Here you see the pin in place in the hinge of the elevator/horizontal stabilizer interface. They slip into the hinge points easily and allowed me to slide the counterbalance arm into the skin at the tips in preparation for the next step. As you can see, with the elevator in trail of the stabilizer, there is not much room for getting fingers in to install the final bolt. With the alignment pins, you do not need to worry about it.

One caution, do not deflect the surface towards the side that the pins are installed. You could sandwich them in the openings and create a nice pucker in the elevator and stabilizer skins/spars. That would ruin your day.

Another Homemade Tool Worth Gold

Once you can fully deflect the surface to open up the hinge locations, it is still difficult to insert the bolts into the hinge areas. I was reading the 27 Years of the RVator articles and came across this little jewel being described. Tool suppliers also sell something similar, but it looked simple enough to replicate as well. I wish I had done it for the rudder when I installed it.

Bolt Retainer Tool

I simply took some .040″ sheet stock from the Empennage Sheet bundle and fabricated a tongue depressor size stick from it. I then took a smaller piece and drilled a 3/16″ hole in the center. I then used my band saw and opened up from the edge to one side of the hole and made a “U” in it. I clamped it to the other piece and match drilled it. I then bent the “Z” bend in the smaller piece in my bench vise and then riveted the parts together with some AN470AD4-5’s. I think it took me all of 15 minutes to make but should easily save that amount of time installing the bolts into the hinge points. Slide in the bolt head in the opening and insert away!

One Notch Done

As hinted to above, one of the final tasks that you have to do on the elevators is notch the HS skin for the longer counter balance arms on the RV-7. I think that the RV-8, which has the same tail except for the counterbalances, shares this skin. Rather than make a die for stamping out a skin for specifically the RV-7, they leave this task to the builder. Here you can see the complete notch for one of the four areas where this trimming has to be done. Basically the skin is about an inch longer and overlaps the counter balance arm when you mount the elevator to the horizontal stab.

Since my wife was out of town this weekend with her girlfriends scrapbooking, I was playing Mr. Mom. I was only able to get this one notch done. It was a good start and turned out pretty nice. The goal was to get an 1/8″ clearance from the forward face of the counterbalance arm.
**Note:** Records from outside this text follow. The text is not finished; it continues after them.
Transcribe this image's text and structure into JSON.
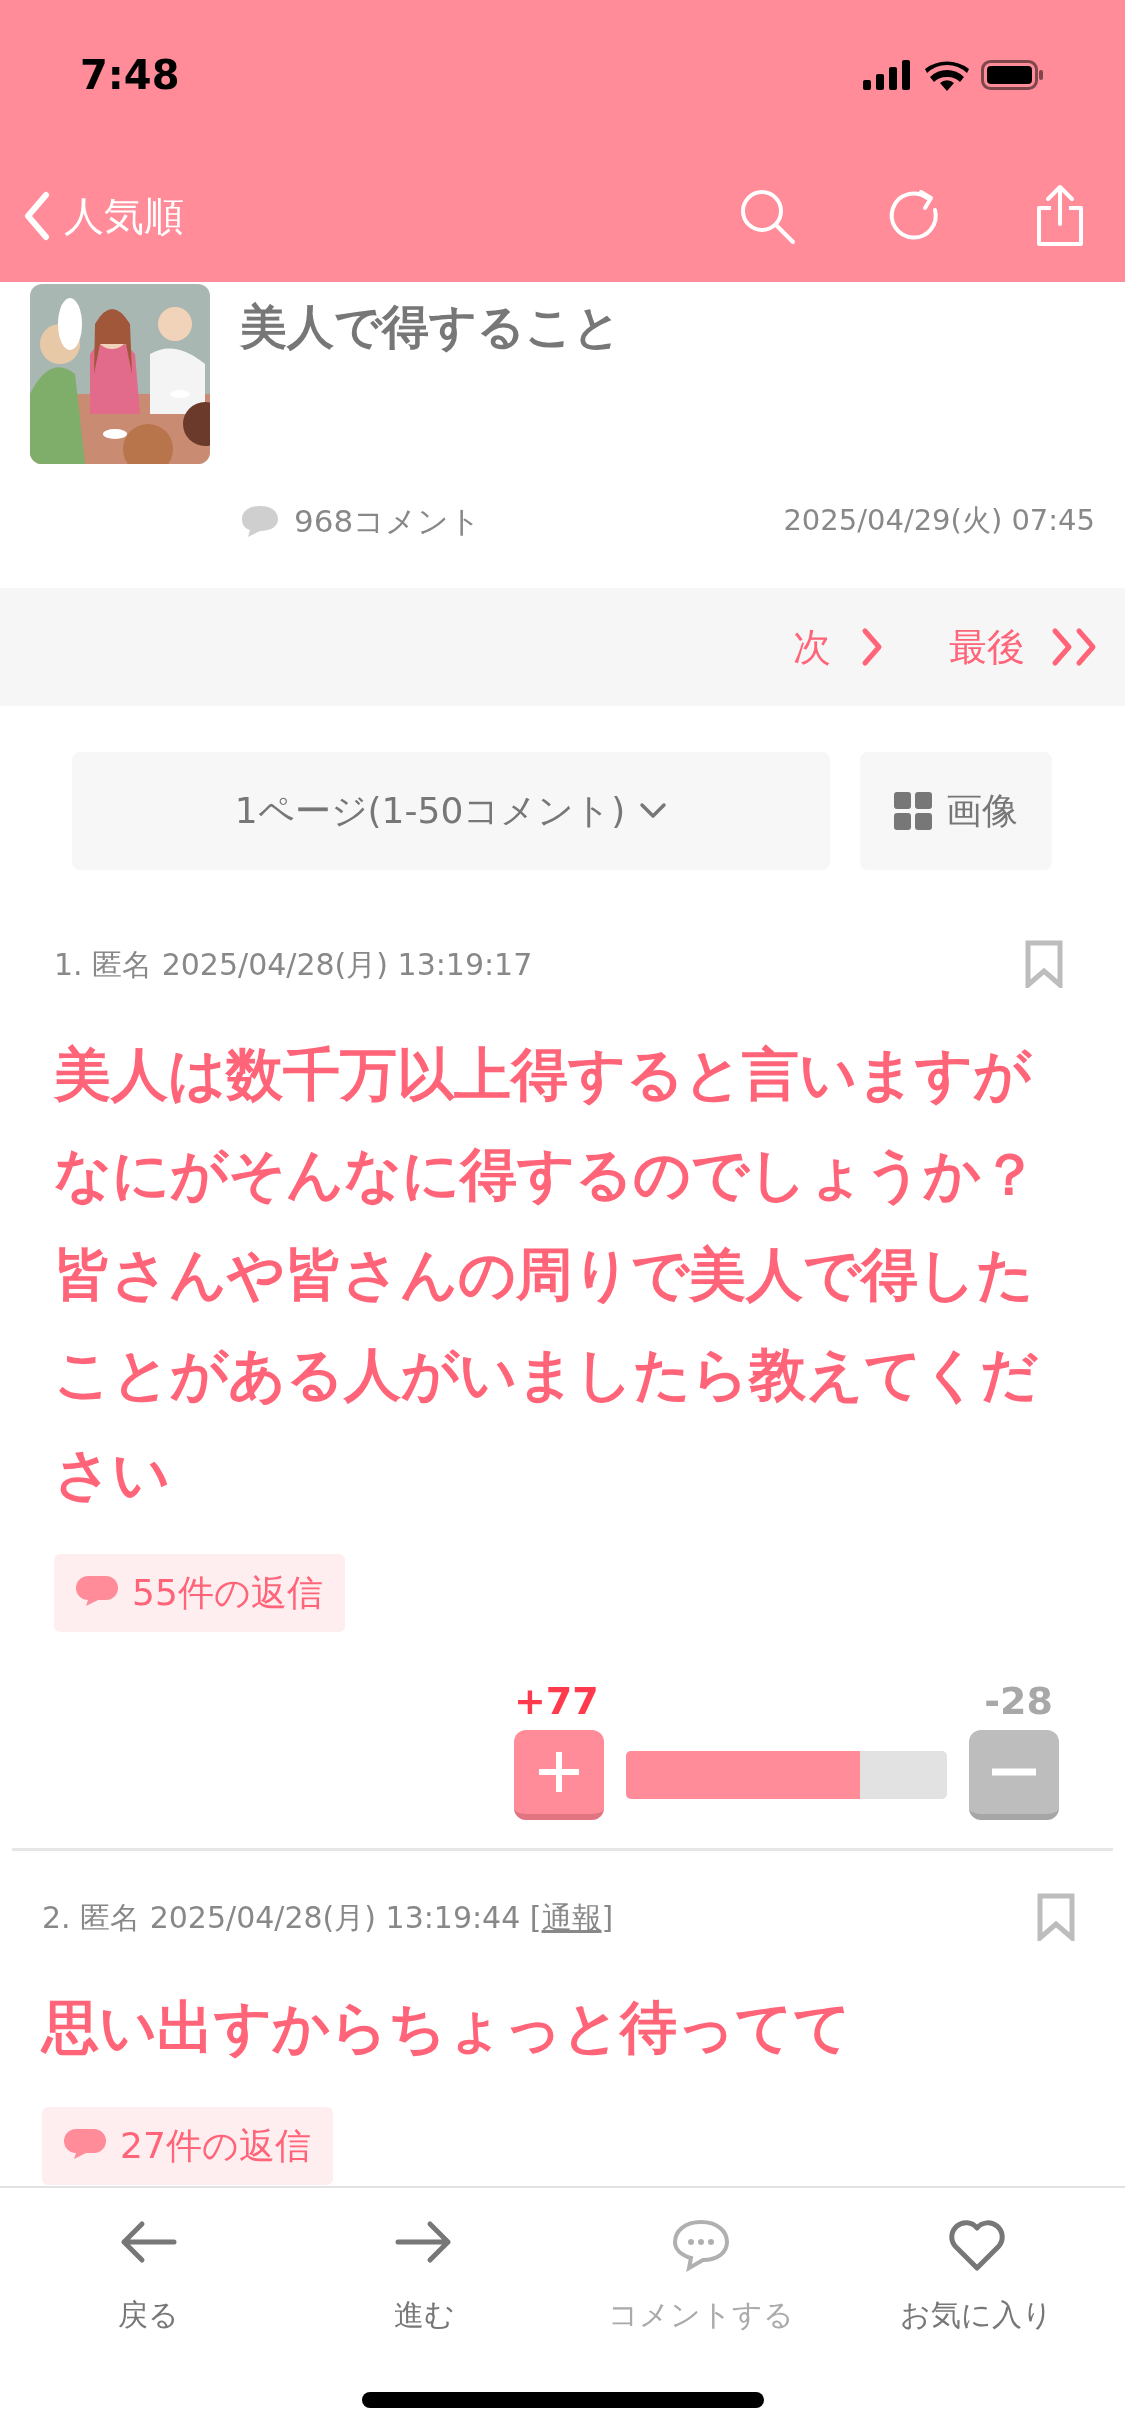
{
  "status_bar": {
    "time": "7:48"
  },
  "nav": {
    "back_label": "人気順"
  },
  "topic": {
    "kind": "picture",
    "title": "美人で得すること",
    "comment_count": "968コメント",
    "date": "2025/04/29(火) 07:45"
  },
  "pager": {
    "next": "次",
    "last": "最後",
    "page_select": "1ページ(1-50コメント)",
    "images": "画像"
  },
  "comments": [
    {
      "meta": "1. 匿名 2025/04/28(月) 13:19:17",
      "bookmarked": false,
      "body": "美人は数千万以上得すると言いますがなにがそんなに得するのでしょうか？皆さんや皆さんの周りで美人で得したことがある人がいましたら教えてください",
      "replies": "55件の返信",
      "plus": "+77",
      "minus": "-28",
      "level": 0.73
    },
    {
      "meta": "2. 匿名 2025/04/28(月) 13:19:44 [",
      "report": "通報",
      "meta_end": "]",
      "bookmarked": false,
      "body": "思い出すからちょっと待ってて",
      "replies": "27件の返信"
    }
  ],
  "bottom_bar": [
    {
      "kind": "back",
      "label": "戻る",
      "disabled": false
    },
    {
      "kind": "forward",
      "label": "進む",
      "disabled": false
    },
    {
      "kind": "comment",
      "label": "コメントする",
      "disabled": true
    },
    {
      "kind": "favorite",
      "label": "お気に入り",
      "disabled": false
    }
  ]
}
The shadow on the curve in this picture makes it look bigger, but in person, it is spot on. I started with a notch on the bottom of the HS to start so if I messed it up, it would be hard to see when the plane is parked on the ramp. After complete, I hope they all turn out this good. Once this was done, I called it a day. All that is left is the other three corners and the notch in the center where the control horns go. Then I will set these parts aside and begin the wings!!!


Categories: Elevators